● **Records to process**
*** Block opens ***

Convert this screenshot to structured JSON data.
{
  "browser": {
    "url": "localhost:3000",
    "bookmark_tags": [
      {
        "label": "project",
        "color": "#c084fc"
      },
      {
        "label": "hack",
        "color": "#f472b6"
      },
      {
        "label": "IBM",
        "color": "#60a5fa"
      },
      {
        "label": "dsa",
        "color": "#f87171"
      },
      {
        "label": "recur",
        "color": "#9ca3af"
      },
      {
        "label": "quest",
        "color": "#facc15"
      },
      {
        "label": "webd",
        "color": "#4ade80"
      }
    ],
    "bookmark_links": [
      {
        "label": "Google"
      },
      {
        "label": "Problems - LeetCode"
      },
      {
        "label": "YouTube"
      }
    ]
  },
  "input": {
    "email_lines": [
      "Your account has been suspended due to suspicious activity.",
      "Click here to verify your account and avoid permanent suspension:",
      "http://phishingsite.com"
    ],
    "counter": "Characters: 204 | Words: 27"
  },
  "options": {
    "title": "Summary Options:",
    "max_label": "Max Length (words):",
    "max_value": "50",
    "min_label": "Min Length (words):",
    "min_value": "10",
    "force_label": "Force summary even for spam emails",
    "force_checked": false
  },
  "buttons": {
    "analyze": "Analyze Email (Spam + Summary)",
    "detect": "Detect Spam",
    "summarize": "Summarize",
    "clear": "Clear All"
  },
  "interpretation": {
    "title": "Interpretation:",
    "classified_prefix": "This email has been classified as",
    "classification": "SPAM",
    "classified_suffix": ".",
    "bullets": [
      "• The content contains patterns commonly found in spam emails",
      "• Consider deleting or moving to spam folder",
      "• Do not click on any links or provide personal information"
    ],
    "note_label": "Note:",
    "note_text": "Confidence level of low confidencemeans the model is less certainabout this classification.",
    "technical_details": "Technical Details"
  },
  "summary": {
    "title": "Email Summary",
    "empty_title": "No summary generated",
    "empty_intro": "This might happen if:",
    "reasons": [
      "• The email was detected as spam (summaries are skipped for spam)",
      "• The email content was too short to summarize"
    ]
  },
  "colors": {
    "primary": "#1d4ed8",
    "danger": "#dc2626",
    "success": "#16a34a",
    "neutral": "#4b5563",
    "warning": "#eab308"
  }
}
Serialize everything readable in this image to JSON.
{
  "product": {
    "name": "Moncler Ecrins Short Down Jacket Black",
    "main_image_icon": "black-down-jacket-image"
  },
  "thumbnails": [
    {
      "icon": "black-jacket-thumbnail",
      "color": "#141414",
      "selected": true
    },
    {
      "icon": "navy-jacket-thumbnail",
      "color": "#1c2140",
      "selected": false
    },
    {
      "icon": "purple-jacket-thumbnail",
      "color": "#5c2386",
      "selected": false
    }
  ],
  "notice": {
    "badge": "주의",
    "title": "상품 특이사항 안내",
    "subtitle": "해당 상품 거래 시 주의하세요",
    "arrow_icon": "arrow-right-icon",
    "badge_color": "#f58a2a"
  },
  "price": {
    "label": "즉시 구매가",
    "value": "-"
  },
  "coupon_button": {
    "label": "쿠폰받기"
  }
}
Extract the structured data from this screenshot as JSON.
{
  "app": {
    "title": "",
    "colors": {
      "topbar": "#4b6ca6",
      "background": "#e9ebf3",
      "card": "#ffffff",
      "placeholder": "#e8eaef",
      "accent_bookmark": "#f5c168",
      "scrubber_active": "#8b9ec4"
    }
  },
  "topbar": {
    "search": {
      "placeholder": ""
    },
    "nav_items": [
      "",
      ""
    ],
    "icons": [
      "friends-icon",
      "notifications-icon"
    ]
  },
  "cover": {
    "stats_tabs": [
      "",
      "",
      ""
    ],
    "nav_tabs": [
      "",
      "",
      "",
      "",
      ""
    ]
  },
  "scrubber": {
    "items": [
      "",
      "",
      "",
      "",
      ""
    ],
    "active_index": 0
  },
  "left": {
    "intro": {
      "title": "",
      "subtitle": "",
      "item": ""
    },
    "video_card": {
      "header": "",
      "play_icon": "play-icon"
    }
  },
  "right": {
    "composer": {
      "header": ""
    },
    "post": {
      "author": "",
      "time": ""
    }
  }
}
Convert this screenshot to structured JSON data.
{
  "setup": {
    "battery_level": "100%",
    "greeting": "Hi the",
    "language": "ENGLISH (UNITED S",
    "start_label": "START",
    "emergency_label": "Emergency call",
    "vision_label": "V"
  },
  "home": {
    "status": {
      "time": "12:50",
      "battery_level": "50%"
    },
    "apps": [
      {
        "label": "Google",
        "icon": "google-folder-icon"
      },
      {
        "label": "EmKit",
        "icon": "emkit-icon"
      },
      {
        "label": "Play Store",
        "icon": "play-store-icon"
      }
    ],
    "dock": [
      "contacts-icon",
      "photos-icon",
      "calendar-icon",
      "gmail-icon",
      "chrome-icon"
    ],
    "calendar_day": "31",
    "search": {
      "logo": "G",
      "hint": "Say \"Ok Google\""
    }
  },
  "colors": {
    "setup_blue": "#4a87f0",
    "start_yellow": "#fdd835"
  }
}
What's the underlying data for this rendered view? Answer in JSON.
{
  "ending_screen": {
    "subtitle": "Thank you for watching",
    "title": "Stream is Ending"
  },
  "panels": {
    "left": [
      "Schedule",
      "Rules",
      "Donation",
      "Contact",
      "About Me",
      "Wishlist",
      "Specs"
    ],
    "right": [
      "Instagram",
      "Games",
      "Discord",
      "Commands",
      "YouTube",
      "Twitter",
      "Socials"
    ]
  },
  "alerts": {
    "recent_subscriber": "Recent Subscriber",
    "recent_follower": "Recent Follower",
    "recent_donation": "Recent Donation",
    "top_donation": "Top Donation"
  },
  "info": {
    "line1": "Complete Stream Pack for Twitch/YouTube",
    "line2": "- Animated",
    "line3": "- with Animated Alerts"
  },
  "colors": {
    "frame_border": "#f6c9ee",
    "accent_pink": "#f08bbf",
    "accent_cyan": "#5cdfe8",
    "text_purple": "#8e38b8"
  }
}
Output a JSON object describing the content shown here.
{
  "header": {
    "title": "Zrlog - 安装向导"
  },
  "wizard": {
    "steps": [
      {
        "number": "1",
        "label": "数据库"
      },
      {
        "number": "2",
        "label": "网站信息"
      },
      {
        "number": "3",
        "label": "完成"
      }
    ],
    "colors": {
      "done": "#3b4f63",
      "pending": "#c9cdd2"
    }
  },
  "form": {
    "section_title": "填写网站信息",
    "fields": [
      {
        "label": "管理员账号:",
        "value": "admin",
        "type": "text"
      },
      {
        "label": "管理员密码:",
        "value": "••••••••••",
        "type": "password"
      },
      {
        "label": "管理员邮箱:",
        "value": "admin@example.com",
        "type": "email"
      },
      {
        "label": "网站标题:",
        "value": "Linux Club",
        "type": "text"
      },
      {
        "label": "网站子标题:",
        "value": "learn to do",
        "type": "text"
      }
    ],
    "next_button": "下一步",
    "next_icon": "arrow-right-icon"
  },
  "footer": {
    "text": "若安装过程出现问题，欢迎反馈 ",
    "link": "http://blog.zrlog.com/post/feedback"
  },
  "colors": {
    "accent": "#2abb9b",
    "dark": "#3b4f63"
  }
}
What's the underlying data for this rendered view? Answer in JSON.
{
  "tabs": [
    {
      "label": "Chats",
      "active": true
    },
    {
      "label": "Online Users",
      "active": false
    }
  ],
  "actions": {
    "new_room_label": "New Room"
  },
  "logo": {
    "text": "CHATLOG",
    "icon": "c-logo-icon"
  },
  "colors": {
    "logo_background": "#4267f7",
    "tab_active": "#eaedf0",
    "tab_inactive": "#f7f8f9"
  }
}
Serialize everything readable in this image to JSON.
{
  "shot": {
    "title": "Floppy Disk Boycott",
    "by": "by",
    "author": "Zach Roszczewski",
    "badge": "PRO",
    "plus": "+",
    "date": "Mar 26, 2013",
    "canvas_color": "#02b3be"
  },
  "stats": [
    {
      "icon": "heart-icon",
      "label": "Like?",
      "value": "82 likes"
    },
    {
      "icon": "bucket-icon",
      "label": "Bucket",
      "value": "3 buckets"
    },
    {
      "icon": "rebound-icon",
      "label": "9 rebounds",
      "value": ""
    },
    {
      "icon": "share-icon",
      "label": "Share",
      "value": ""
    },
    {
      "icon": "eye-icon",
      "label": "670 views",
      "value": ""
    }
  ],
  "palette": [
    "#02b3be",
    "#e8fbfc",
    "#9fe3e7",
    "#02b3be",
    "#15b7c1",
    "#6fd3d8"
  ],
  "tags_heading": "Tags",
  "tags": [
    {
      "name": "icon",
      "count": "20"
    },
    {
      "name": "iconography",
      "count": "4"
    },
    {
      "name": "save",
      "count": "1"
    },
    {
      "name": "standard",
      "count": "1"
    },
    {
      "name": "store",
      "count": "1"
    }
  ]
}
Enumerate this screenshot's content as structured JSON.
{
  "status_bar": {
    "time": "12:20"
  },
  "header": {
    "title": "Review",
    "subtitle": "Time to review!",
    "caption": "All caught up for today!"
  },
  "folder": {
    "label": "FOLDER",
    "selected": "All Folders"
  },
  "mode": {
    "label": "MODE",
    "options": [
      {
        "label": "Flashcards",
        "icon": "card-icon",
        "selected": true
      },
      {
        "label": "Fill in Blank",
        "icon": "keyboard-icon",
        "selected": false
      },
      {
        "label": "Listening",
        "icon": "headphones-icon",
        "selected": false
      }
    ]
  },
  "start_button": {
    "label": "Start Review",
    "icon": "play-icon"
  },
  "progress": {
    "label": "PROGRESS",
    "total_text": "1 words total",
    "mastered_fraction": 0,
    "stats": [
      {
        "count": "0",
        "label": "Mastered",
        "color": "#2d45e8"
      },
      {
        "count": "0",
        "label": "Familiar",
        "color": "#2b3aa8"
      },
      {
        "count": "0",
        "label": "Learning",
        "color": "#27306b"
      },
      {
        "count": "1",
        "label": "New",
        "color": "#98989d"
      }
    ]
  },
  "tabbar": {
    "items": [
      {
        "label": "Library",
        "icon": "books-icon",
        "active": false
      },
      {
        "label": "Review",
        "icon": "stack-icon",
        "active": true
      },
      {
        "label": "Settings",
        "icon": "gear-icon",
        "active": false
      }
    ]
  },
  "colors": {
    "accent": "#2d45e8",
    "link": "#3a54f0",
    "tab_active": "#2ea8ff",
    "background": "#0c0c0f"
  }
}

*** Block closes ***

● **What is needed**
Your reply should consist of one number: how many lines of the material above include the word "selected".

● **Answer space**
7